Exercise requirements: Output the entries below exactly as written, omitting pictures.

Source records:
= = = = = = =
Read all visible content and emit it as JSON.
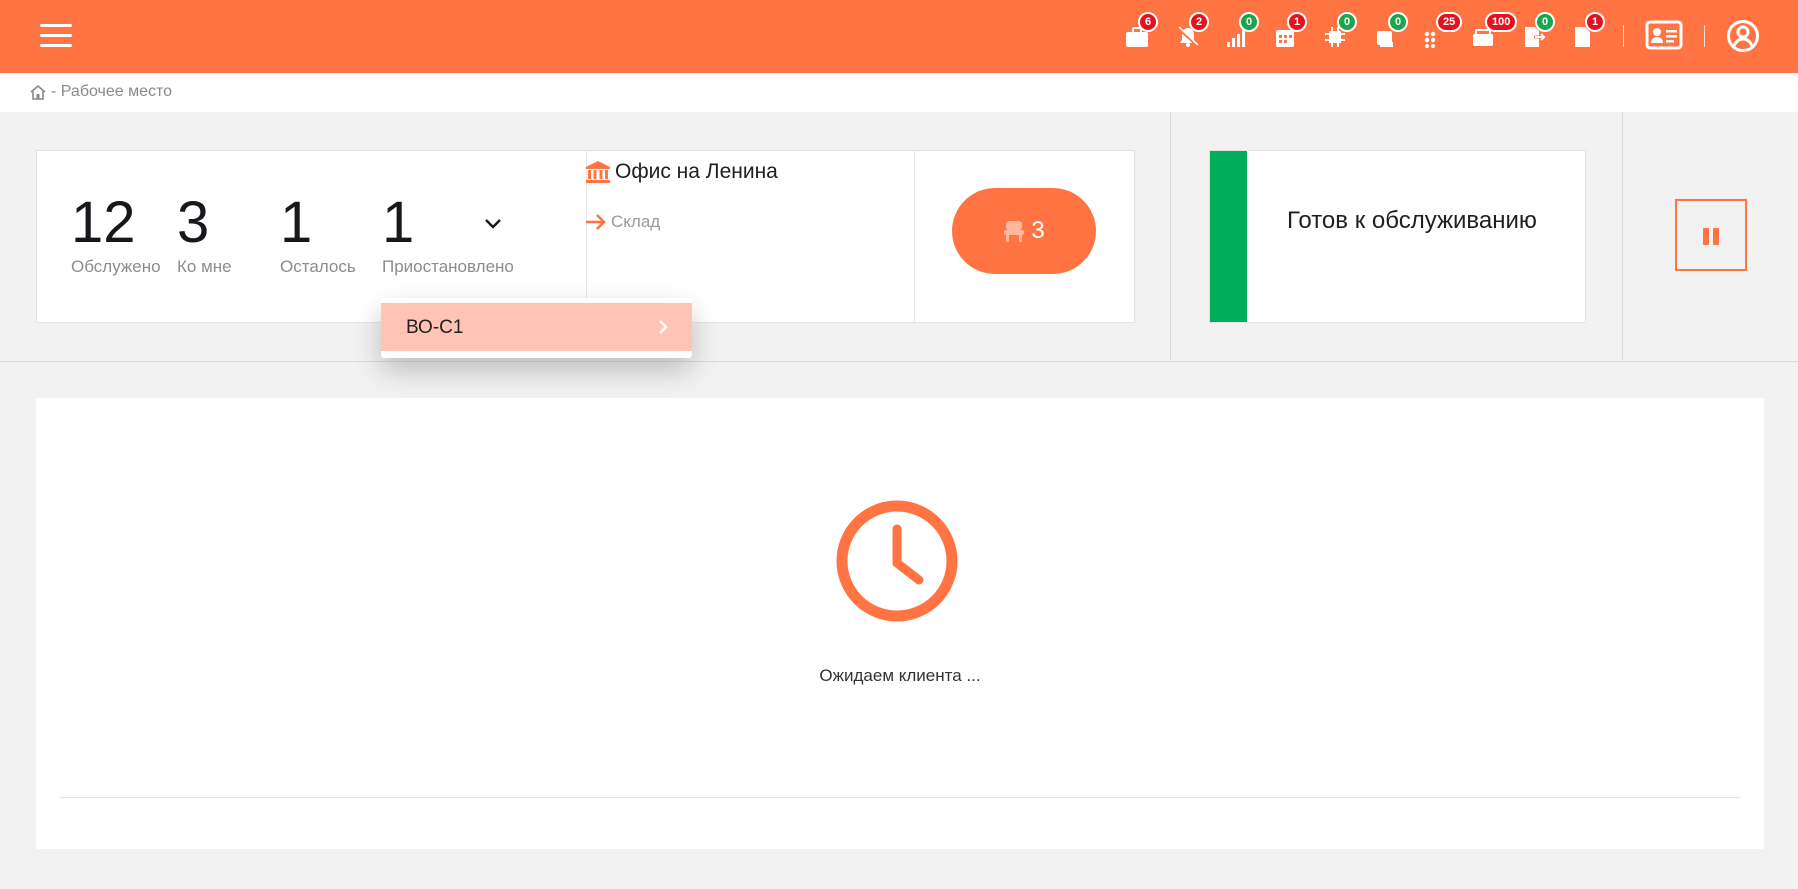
{
  "colors": {
    "accent": "#ff7442",
    "badge_red": "#e3121e",
    "badge_green": "#1aa64a",
    "status_ready": "#00ae5a",
    "dropdown_highlight": "#ffc4b3"
  },
  "topbar": {
    "menu_icon": "hamburger-menu-icon",
    "badges": [
      {
        "icon": "briefcase-icon",
        "count": "6",
        "color": "red"
      },
      {
        "icon": "bell-off-icon",
        "count": "2",
        "color": "red"
      },
      {
        "icon": "signal-bars-icon",
        "count": "0",
        "color": "green"
      },
      {
        "icon": "calendar-icon",
        "count": "1",
        "color": "red"
      },
      {
        "icon": "chip-icon",
        "count": "0",
        "color": "green"
      },
      {
        "icon": "printer-icon",
        "count": "0",
        "color": "green"
      },
      {
        "icon": "grid-icon",
        "count": "25",
        "color": "red"
      },
      {
        "icon": "inbox-icon",
        "count": "100",
        "color": "red"
      },
      {
        "icon": "file-export-icon",
        "count": "0",
        "color": "green"
      },
      {
        "icon": "file-icon",
        "count": "1",
        "color": "red"
      }
    ],
    "profile_card_icon": "id-card-icon",
    "user_icon": "user-circle-icon"
  },
  "breadcrumb": {
    "home_icon": "home-icon",
    "text": "- Рабочее место"
  },
  "stats": [
    {
      "value": "12",
      "label": "Обслужено"
    },
    {
      "value": "3",
      "label": "Ко мне"
    },
    {
      "value": "1",
      "label": "Осталось"
    },
    {
      "value": "1",
      "label": "Приостановлено"
    }
  ],
  "office": {
    "name": "Офис на Ленина",
    "link": "Склад"
  },
  "queue_button": {
    "icon": "chair-icon",
    "count": "3"
  },
  "status": {
    "text": "Готов к обслуживанию"
  },
  "dropdown": {
    "items": [
      {
        "label": "ВО-С1"
      }
    ]
  },
  "main": {
    "icon": "clock-icon",
    "waiting_text": "Ожидаем клиента ..."
  }
}
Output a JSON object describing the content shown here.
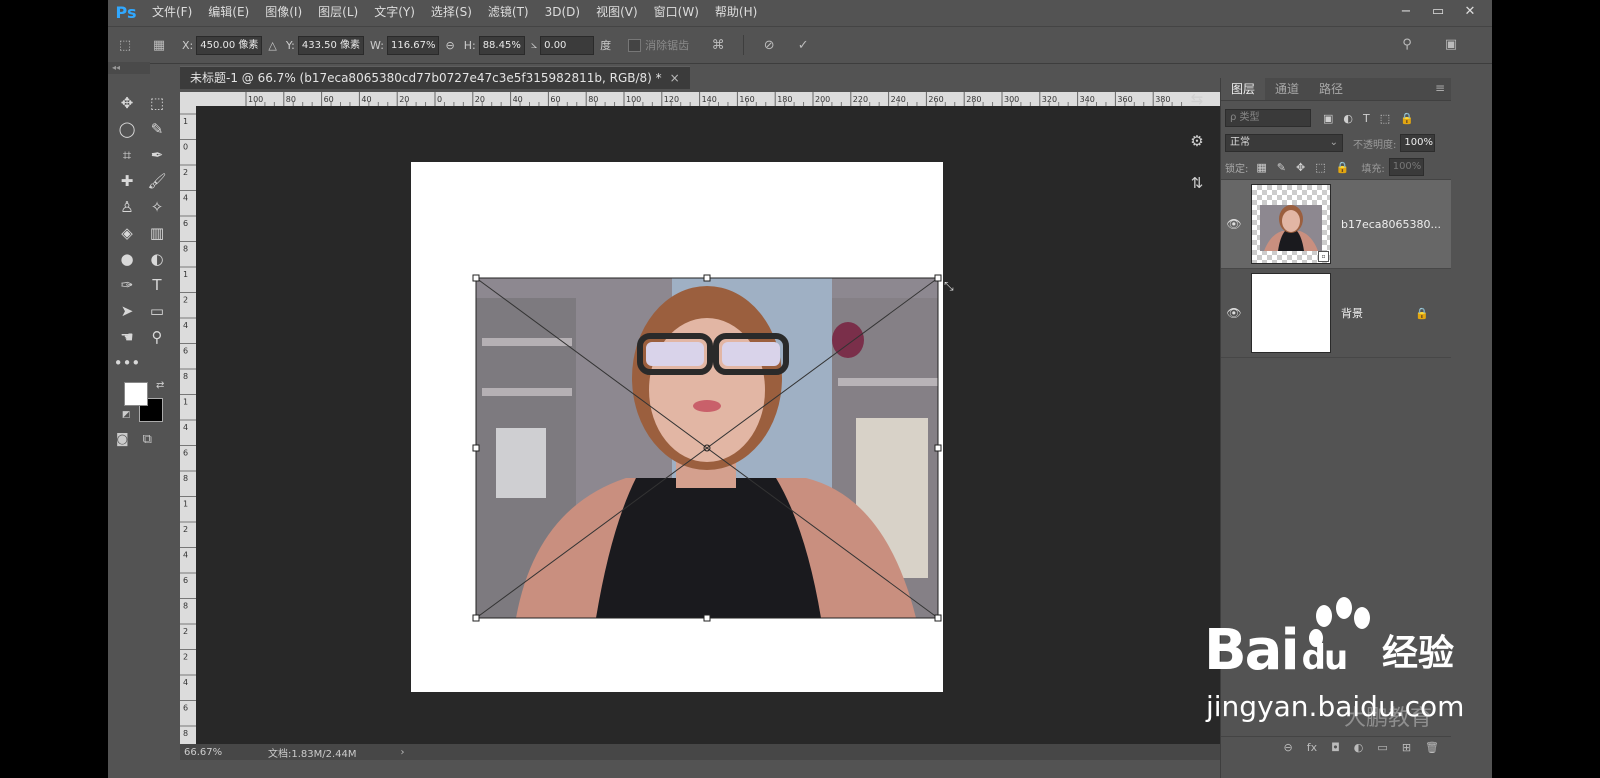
{
  "app": {
    "logo": "Ps",
    "menu": [
      "文件(F)",
      "编辑(E)",
      "图像(I)",
      "图层(L)",
      "文字(Y)",
      "选择(S)",
      "滤镜(T)",
      "3D(D)",
      "视图(V)",
      "窗口(W)",
      "帮助(H)"
    ],
    "window_controls": [
      "−",
      "▭",
      "✕"
    ]
  },
  "options_bar": {
    "x_label": "X:",
    "x_value": "450.00 像素",
    "y_label": "Y:",
    "y_value": "433.50 像素",
    "w_label": "W:",
    "w_value": "116.67%",
    "h_label": "H:",
    "h_value": "88.45%",
    "angle_value": "0.00",
    "angle_unit": "度",
    "antialias_label": "消除锯齿"
  },
  "toolbox": {
    "collapse": "◂◂",
    "tools": [
      "move-tool",
      "marquee-tool",
      "lasso-tool",
      "quick-selection-tool",
      "crop-tool",
      "eyedropper-tool",
      "healing-brush-tool",
      "brush-tool",
      "clone-stamp-tool",
      "history-brush-tool",
      "eraser-tool",
      "gradient-tool",
      "blur-tool",
      "dodge-tool",
      "pen-tool",
      "type-tool",
      "path-selection-tool",
      "rectangle-tool",
      "hand-tool",
      "zoom-tool",
      "more-tools",
      ""
    ],
    "glyphs": [
      "✥",
      "⬚",
      "◯",
      "✎",
      "⌗",
      "✒",
      "✚",
      "🖌",
      "♙",
      "✧",
      "◈",
      "▥",
      "●",
      "◐",
      "✑",
      "T",
      "➤",
      "▭",
      "☚",
      "⚲",
      "•••",
      ""
    ]
  },
  "document": {
    "tab_title": "未标题-1 @ 66.7% (b17eca8065380cd77b0727e47c3e5f315982811b, RGB/8) *",
    "tab_close": "×",
    "ruler_h": [
      "100",
      "80",
      "60",
      "40",
      "20",
      "0",
      "20",
      "40",
      "60",
      "80",
      "100",
      "120",
      "140",
      "160",
      "180",
      "200",
      "220",
      "240",
      "260",
      "280",
      "300",
      "320",
      "340",
      "360",
      "380"
    ],
    "ruler_v": [
      "1",
      "0",
      "2",
      "4",
      "6",
      "8",
      "1",
      "2",
      "4",
      "6",
      "8",
      "1",
      "4",
      "6",
      "8",
      "1",
      "2",
      "4",
      "6",
      "8",
      "2",
      "2",
      "4",
      "6",
      "8"
    ]
  },
  "status": {
    "zoom": "66.67%",
    "doc_info": "文档:1.83M/2.44M",
    "arrow": "›"
  },
  "layers_panel": {
    "tabs": [
      "图层",
      "通道",
      "路径"
    ],
    "menu_icon": "≡",
    "filter_placeholder": "ρ 类型",
    "filter_icons": [
      "▣",
      "◐",
      "T",
      "⬚",
      "🔒"
    ],
    "blend_mode": "正常",
    "opacity_label": "不透明度:",
    "opacity_value": "100%",
    "lock_label": "锁定:",
    "lock_icons": [
      "▦",
      "✎",
      "✥",
      "⬚",
      "🔒"
    ],
    "fill_label": "填充:",
    "fill_value": "100%",
    "layers": [
      {
        "name": "b17eca8065380...",
        "visible": "👁",
        "selected": true
      },
      {
        "name": "背景",
        "visible": "👁",
        "locked": "🔒"
      }
    ],
    "footer_icons": [
      "⊖",
      "fx",
      "◘",
      "◐",
      "▭",
      "⊞",
      "🗑"
    ]
  },
  "side_icons": [
    "⇆",
    "⚙",
    "⇅"
  ],
  "watermark": {
    "brand": "Bai",
    "brand_suffix": "du",
    "cn": "经验",
    "url": "jingyan.baidu.com",
    "sub": "大鹏教育"
  }
}
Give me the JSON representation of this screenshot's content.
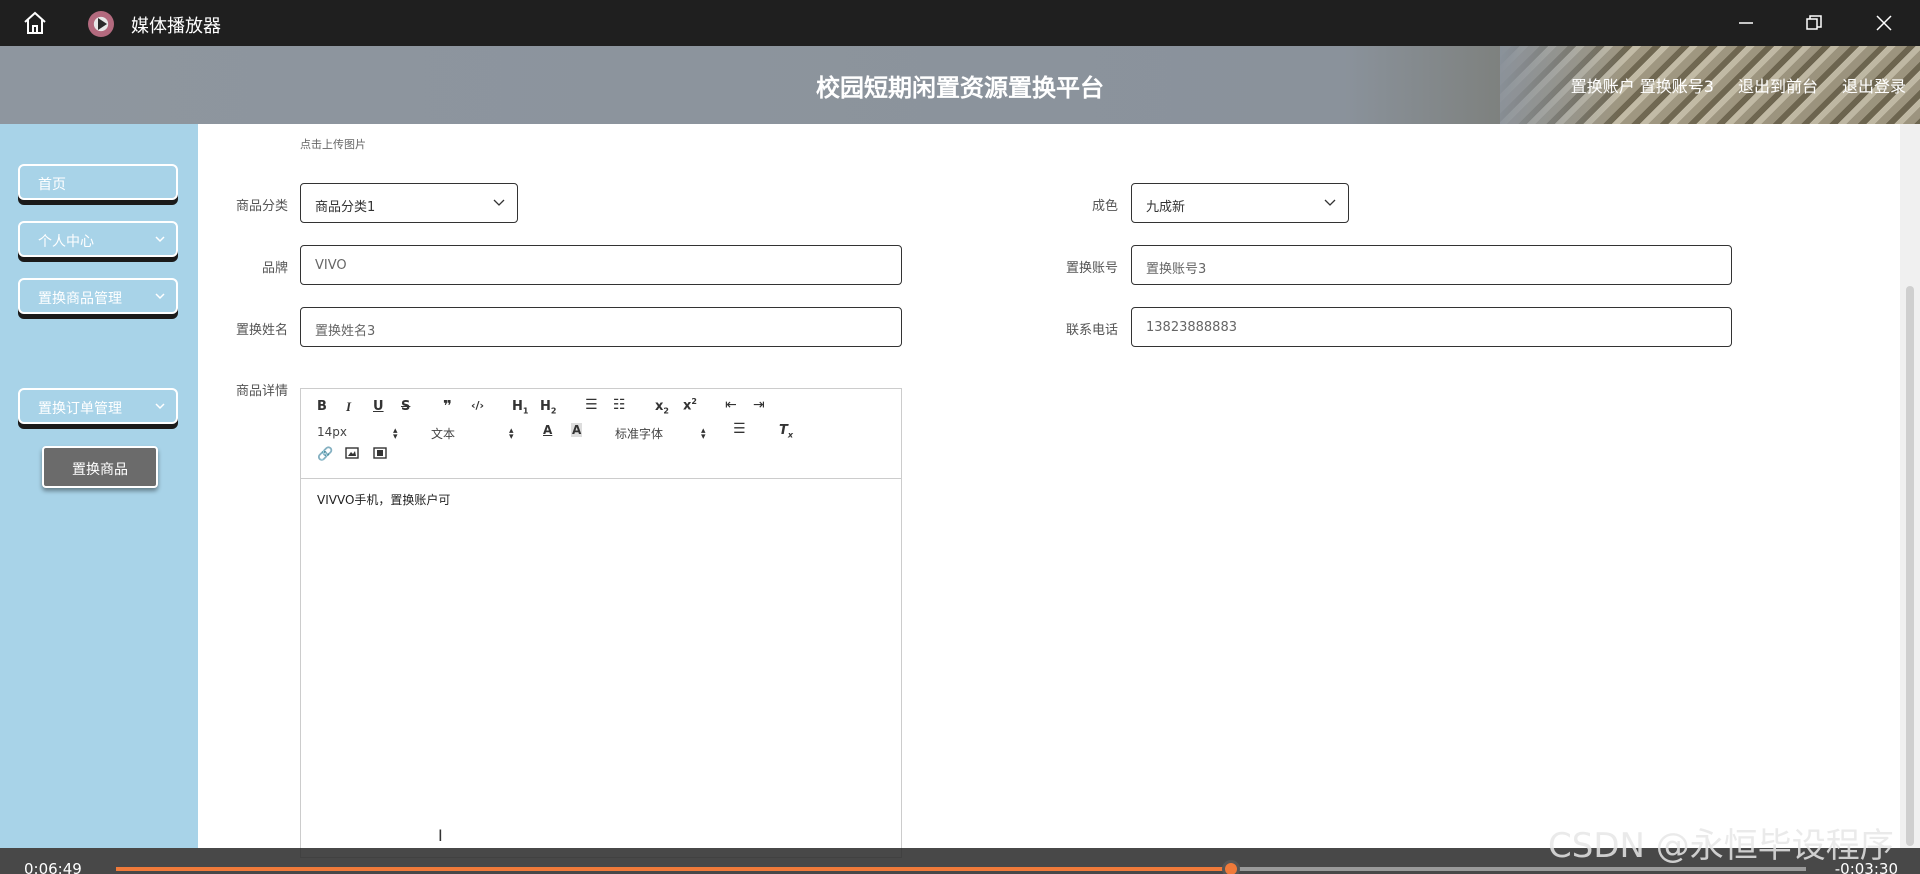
{
  "window": {
    "title": "媒体播放器"
  },
  "header": {
    "site_title": "校园短期闲置资源置换平台",
    "account_text": "置换账户 置换账号3",
    "exit_front_label": "退出到前台",
    "logout_label": "退出登录"
  },
  "sidebar": {
    "items": [
      {
        "label": "首页"
      },
      {
        "label": "个人中心"
      },
      {
        "label": "置换商品管理"
      },
      {
        "label": "置换订单管理"
      }
    ],
    "subitem_label": "置换商品"
  },
  "form": {
    "upload_hint": "点击上传图片",
    "category_label": "商品分类",
    "category_value": "商品分类1",
    "condition_label": "成色",
    "condition_value": "九成新",
    "brand_label": "品牌",
    "brand_value": "VIVO",
    "account_label": "置换账号",
    "account_value": "置换账号3",
    "name_label": "置换姓名",
    "name_value": "置换姓名3",
    "phone_label": "联系电话",
    "phone_value": "13823888883",
    "detail_label": "商品详情"
  },
  "editor": {
    "font_size": "14px",
    "paragraph": "文本",
    "font_family": "标准字体",
    "content": "VIVVO手机，置换账户可"
  },
  "player": {
    "elapsed": "0:06:49",
    "remaining": "-0:03:30",
    "progress": 0.66
  },
  "watermark": "CSDN @永恒毕设程序",
  "colors": {
    "sidebar_bg": "#a8d3e8",
    "progress_accent": "#f07a3a",
    "titlebar_bg": "#1f1f1f"
  }
}
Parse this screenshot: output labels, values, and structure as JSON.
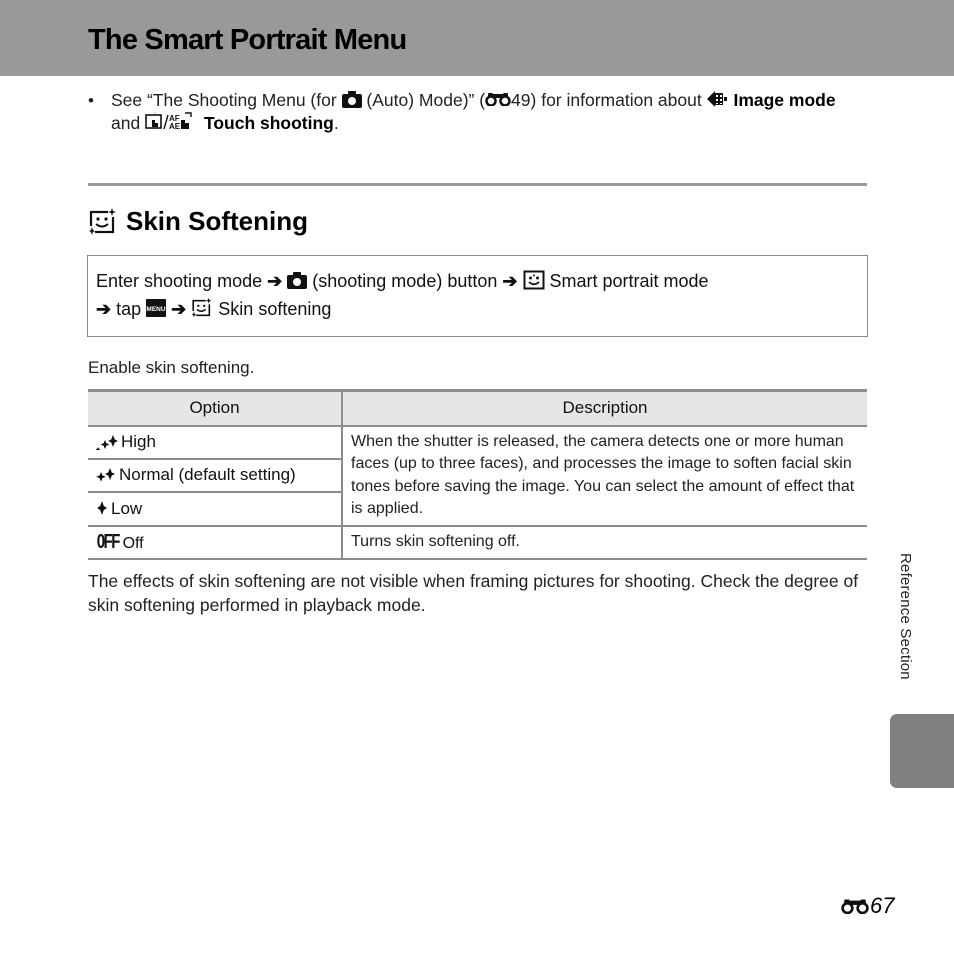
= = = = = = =
Response:
Read all visible content and emit it as JSON.
{
  "colors": {
    "accent": "#ff7442",
    "badge_red": "#e3121e",
    "badge_green": "#1aa64a",
    "status_ready": "#00ae5a",
    "dropdown_highlight": "#ffc4b3"
  },
  "topbar": {
    "menu_icon": "hamburger-menu-icon",
    "badges": [
      {
        "icon": "briefcase-icon",
        "count": "6",
        "color": "red"
      },
      {
        "icon": "bell-off-icon",
        "count": "2",
        "color": "red"
      },
      {
        "icon": "signal-bars-icon",
        "count": "0",
        "color": "green"
      },
      {
        "icon": "calendar-icon",
        "count": "1",
        "color": "red"
      },
      {
        "icon": "chip-icon",
        "count": "0",
        "color": "green"
      },
      {
        "icon": "printer-icon",
        "count": "0",
        "color": "green"
      },
      {
        "icon": "grid-icon",
        "count": "25",
        "color": "red"
      },
      {
        "icon": "inbox-icon",
        "count": "100",
        "color": "red"
      },
      {
        "icon": "file-export-icon",
        "count": "0",
        "color": "green"
      },
      {
        "icon": "file-icon",
        "count": "1",
        "color": "red"
      }
    ],
    "profile_card_icon": "id-card-icon",
    "user_icon": "user-circle-icon"
  },
  "breadcrumb": {
    "home_icon": "home-icon",
    "text": "- Рабочее место"
  },
  "stats": [
    {
      "value": "12",
      "label": "Обслужено"
    },
    {
      "value": "3",
      "label": "Ко мне"
    },
    {
      "value": "1",
      "label": "Осталось"
    },
    {
      "value": "1",
      "label": "Приостановлено"
    }
  ],
  "office": {
    "name": "Офис на Ленина",
    "link": "Склад"
  },
  "queue_button": {
    "icon": "chair-icon",
    "count": "3"
  },
  "status": {
    "text": "Готов к обслуживанию"
  },
  "dropdown": {
    "items": [
      {
        "label": "ВО-С1"
      }
    ]
  },
  "main": {
    "icon": "clock-icon",
    "waiting_text": "Ожидаем клиента ..."
  }
}
Output a JSON object describing the content shown here.
{
  "app": {
    "logo": "Ps",
    "menu": [
      "文件(F)",
      "编辑(E)",
      "图像(I)",
      "图层(L)",
      "文字(Y)",
      "选择(S)",
      "滤镜(T)",
      "3D(D)",
      "视图(V)",
      "窗口(W)",
      "帮助(H)"
    ],
    "window_controls": [
      "−",
      "▭",
      "✕"
    ]
  },
  "options_bar": {
    "x_label": "X:",
    "x_value": "450.00 像素",
    "y_label": "Y:",
    "y_value": "433.50 像素",
    "w_label": "W:",
    "w_value": "116.67%",
    "h_label": "H:",
    "h_value": "88.45%",
    "angle_value": "0.00",
    "angle_unit": "度",
    "antialias_label": "消除锯齿"
  },
  "toolbox": {
    "collapse": "◂◂",
    "tools": [
      "move-tool",
      "marquee-tool",
      "lasso-tool",
      "quick-selection-tool",
      "crop-tool",
      "eyedropper-tool",
      "healing-brush-tool",
      "brush-tool",
      "clone-stamp-tool",
      "history-brush-tool",
      "eraser-tool",
      "gradient-tool",
      "blur-tool",
      "dodge-tool",
      "pen-tool",
      "type-tool",
      "path-selection-tool",
      "rectangle-tool",
      "hand-tool",
      "zoom-tool",
      "more-tools",
      ""
    ],
    "glyphs": [
      "✥",
      "⬚",
      "◯",
      "✎",
      "⌗",
      "✒",
      "✚",
      "🖌",
      "♙",
      "✧",
      "◈",
      "▥",
      "●",
      "◐",
      "✑",
      "T",
      "➤",
      "▭",
      "☚",
      "⚲",
      "•••",
      ""
    ]
  },
  "document": {
    "tab_title": "未标题-1 @ 66.7% (b17eca8065380cd77b0727e47c3e5f315982811b, RGB/8) *",
    "tab_close": "×",
    "ruler_h": [
      "100",
      "80",
      "60",
      "40",
      "20",
      "0",
      "20",
      "40",
      "60",
      "80",
      "100",
      "120",
      "140",
      "160",
      "180",
      "200",
      "220",
      "240",
      "260",
      "280",
      "300",
      "320",
      "340",
      "360",
      "380"
    ],
    "ruler_v": [
      "1",
      "0",
      "2",
      "4",
      "6",
      "8",
      "1",
      "2",
      "4",
      "6",
      "8",
      "1",
      "4",
      "6",
      "8",
      "1",
      "2",
      "4",
      "6",
      "8",
      "2",
      "2",
      "4",
      "6",
      "8"
    ]
  },
  "status": {
    "zoom": "66.67%",
    "doc_info": "文档:1.83M/2.44M",
    "arrow": "›"
  },
  "layers_panel": {
    "tabs": [
      "图层",
      "通道",
      "路径"
    ],
    "menu_icon": "≡",
    "filter_placeholder": "ρ 类型",
    "filter_icons": [
      "▣",
      "◐",
      "T",
      "⬚",
      "🔒"
    ],
    "blend_mode": "正常",
    "opacity_label": "不透明度:",
    "opacity_value": "100%",
    "lock_label": "锁定:",
    "lock_icons": [
      "▦",
      "✎",
      "✥",
      "⬚",
      "🔒"
    ],
    "fill_label": "填充:",
    "fill_value": "100%",
    "layers": [
      {
        "name": "b17eca8065380...",
        "visible": "👁",
        "selected": true
      },
      {
        "name": "背景",
        "visible": "👁",
        "locked": "🔒"
      }
    ],
    "footer_icons": [
      "⊖",
      "fx",
      "◘",
      "◐",
      "▭",
      "⊞",
      "🗑"
    ]
  },
  "side_icons": [
    "⇆",
    "⚙",
    "⇅"
  ],
  "watermark": {
    "brand": "Bai",
    "brand_suffix": "du",
    "cn": "经验",
    "url": "jingyan.baidu.com",
    "sub": "大鹏教育"
  }
}
Give me the JSON representation of this screenshot's content.
{
  "window": {
    "title": "媒体播放器"
  },
  "header": {
    "site_title": "校园短期闲置资源置换平台",
    "account_text": "置换账户 置换账号3",
    "exit_front_label": "退出到前台",
    "logout_label": "退出登录"
  },
  "sidebar": {
    "items": [
      {
        "label": "首页"
      },
      {
        "label": "个人中心"
      },
      {
        "label": "置换商品管理"
      },
      {
        "label": "置换订单管理"
      }
    ],
    "subitem_label": "置换商品"
  },
  "form": {
    "upload_hint": "点击上传图片",
    "category_label": "商品分类",
    "category_value": "商品分类1",
    "condition_label": "成色",
    "condition_value": "九成新",
    "brand_label": "品牌",
    "brand_value": "VIVO",
    "account_label": "置换账号",
    "account_value": "置换账号3",
    "name_label": "置换姓名",
    "name_value": "置换姓名3",
    "phone_label": "联系电话",
    "phone_value": "13823888883",
    "detail_label": "商品详情"
  },
  "editor": {
    "font_size": "14px",
    "paragraph": "文本",
    "font_family": "标准字体",
    "content": "VIVVO手机，置换账户可"
  },
  "player": {
    "elapsed": "0:06:49",
    "remaining": "-0:03:30",
    "progress": 0.66
  },
  "watermark": "CSDN @永恒毕设程序",
  "colors": {
    "sidebar_bg": "#a8d3e8",
    "progress_accent": "#f07a3a",
    "titlebar_bg": "#1f1f1f"
  }
}
Parse this screenshot: output labels, values, and structure as JSON.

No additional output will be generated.